2008 will see gains in campus cell-phone coverage

Cell-phone users who have tried to make a call on campus, only to get a blank "no bars" icon on their phones, have not been hard to find. As part of ET Partners, third-year sociology major Suphain Htaung has dealt with technology on campus, and says cell coverage is one area that is lacking.

As captain of an intramural volleyball team, she once sent text messages to her players about an upcoming game. Poor coverage kept one player from receiving the text, so she did not make the match.

"We ended up playing with only four players on what's supposed to be a six-player game," Htaung said.

People on campus rely on cell coverage for school, work, or, like Htaung, for play. The Virginia Tech tragedy last year reminded all schools that the ability to communicate across campus is also a vital safety issue. But until recently, the only cell site on campus was west of Highway 113--too far to decently cover many places on campus.

The campus acknowledges that cell phone coverage has been "spotty" and needs to improve. And now it is.

"Spotty coverage has been a result of several factors involving construction standards and policies governing the installation of commercial services on campus," said Mark Redican, manager of the Network Operations Center for Communications Resources, a unit of Information and Educational Technology. "Over the past few years, with the increased popularity of cellular service, policies have started to change, and technological advances have addressed the construction-related issues."

2008 should see significant gains.

Here come the new cell sites

Communications Resources and the campus Real Estate Services department spent part of 2007 negotiating with the four major cellular service vendors--Verizon, AT&T, Sprint, and T-Mob ile--to install cell sites on campus to boost service.

"Each vendor was given the core campus map and told to submit their prospective locations based upon their assessment of their cellular signal coverage on campus," said Zack O'Donnell, service manager for Communications Resources. "The campus then reviewed the proposed locations for power, telecom, and structural integrity, and gave a 'go' or 'no go.' "

Verizon signed a deal with the campus to lease space by the North Entry garage, and was due to have its site built and functioning by the first of the year. Sprint also signed a contract, and has started construction of its cell site atop the Chemistry Annex Building.

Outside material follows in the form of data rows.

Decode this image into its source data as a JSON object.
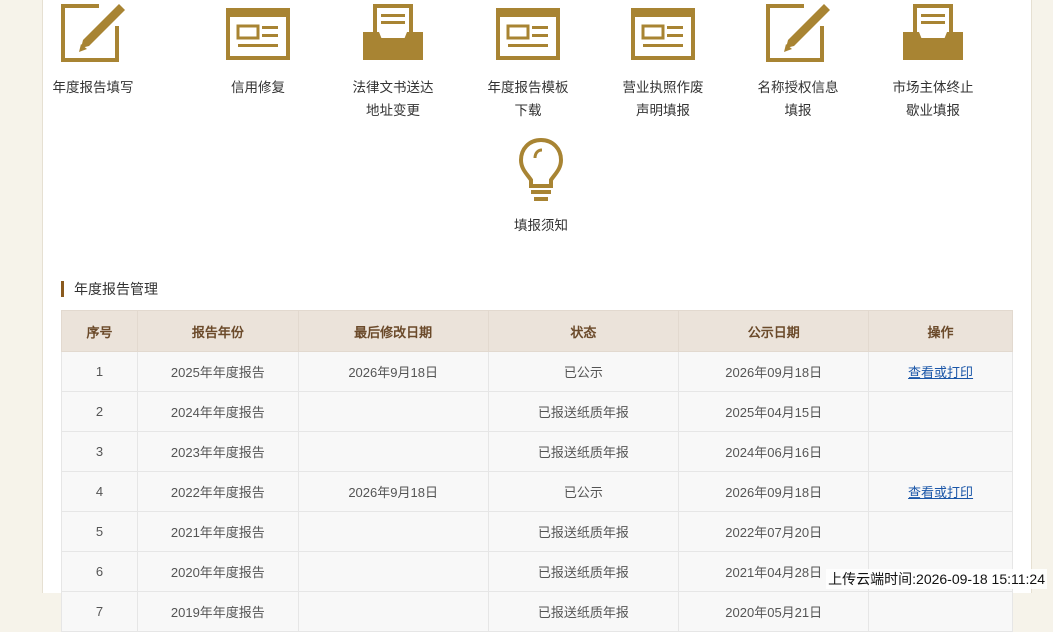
{
  "tiles": [
    {
      "icon": "pencil-edit-icon",
      "label1": "年度报告填写",
      "label2": ""
    },
    {
      "icon": "document-form-icon",
      "label1": "信用修复",
      "label2": ""
    },
    {
      "icon": "inbox-tray-icon",
      "label1": "法律文书送达",
      "label2": "地址变更"
    },
    {
      "icon": "document-form-icon",
      "label1": "年度报告模板",
      "label2": "下载"
    },
    {
      "icon": "document-form-icon",
      "label1": "营业执照作废",
      "label2": "声明填报"
    },
    {
      "icon": "pencil-edit-icon",
      "label1": "名称授权信息",
      "label2": "填报"
    },
    {
      "icon": "inbox-tray-icon",
      "label1": "市场主体终止",
      "label2": "歇业填报"
    },
    {
      "icon": "lightbulb-icon",
      "label1": "填报须知",
      "label2": ""
    }
  ],
  "section": {
    "title": "年度报告管理"
  },
  "table": {
    "headers": [
      "序号",
      "报告年份",
      "最后修改日期",
      "状态",
      "公示日期",
      "操作"
    ],
    "rows": [
      [
        "1",
        "2025年年度报告",
        "2026年9月18日",
        "已公示",
        "2026年09月18日",
        "查看或打印"
      ],
      [
        "2",
        "2024年年度报告",
        "",
        "已报送纸质年报",
        "2025年04月15日",
        ""
      ],
      [
        "3",
        "2023年年度报告",
        "",
        "已报送纸质年报",
        "2024年06月16日",
        ""
      ],
      [
        "4",
        "2022年年度报告",
        "2026年9月18日",
        "已公示",
        "2026年09月18日",
        "查看或打印"
      ],
      [
        "5",
        "2021年年度报告",
        "",
        "已报送纸质年报",
        "2022年07月20日",
        ""
      ],
      [
        "6",
        "2020年年度报告",
        "",
        "已报送纸质年报",
        "2021年04月28日",
        ""
      ],
      [
        "7",
        "2019年年度报告",
        "",
        "已报送纸质年报",
        "2020年05月21日",
        ""
      ]
    ]
  },
  "colors": {
    "icon_gold": "#a88433",
    "header_bg": "#ebe3da",
    "link": "#1a56a8",
    "accent": "#8a5a1e"
  },
  "timestamp": "上传云端时间:2026-09-18 15:11:24"
}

AT&T and T-Mobile subscribers will have to wait a bit longer. AT&T's plans were due to be approved by the end of 2007, with construction to be completed in the first half of 2008. T-Mobile recently finalized its contracts, and its cell site construction should start in the later half of 2008.

Better on the inside, too

The vendors' cell sites should improve coverage inside nearby buildings. But people who don't buy their coverage from any of these wireless companies, or who still can't get a signal inside buildings, might also see better service on campus. That's because IET is looking at the possibility of installing "vendor neutral" coverage amplification systems to boost coverage in certain buildings.

Currently, inside coverage depends on the density of the building and how close the user is to a cell site. Certain buildings are better than others at allowing signals to pass.

"I don't get any service in buildings like Olson--not even on the top floor, forget the basement--Everson, Wellman, [or Shields] Library, just to name a few," Htaung said.

Vendor neutral amplification systems would improve coverage in structures like these, and b e installed where needed most. Though these systems are expensive, IET is working to propose funding models to support such installations in the future.

Construction specification plans for future buildings on campus are being revised to reserve money for amplification systems. If coverage in a building promises to be poor, the funds to improve coverage will be available, and vendor-neutral systems can be installed.

No towers or microwave dishes

The fees the companies pay to lease cell sites on campus will be reinvested in the campus UCDNet3 telecommunications system.

The campus told the vendors they could not block sight lines. As a result, the sites will sit atop light poles and buildings instead of in separate towers. The sites will carry signals over T-1 land lines instead of microwave dishes, often regarded as ugly.

"We hope for more upgrades ahead," O'Donnell said. "Once the sites are working and the new coverage can be assessed, UC Davis will meet with each vendor to discuss further improvements to coverage."

O'Donnell can be reached for questions at zmodonnell@ucdavis.edu.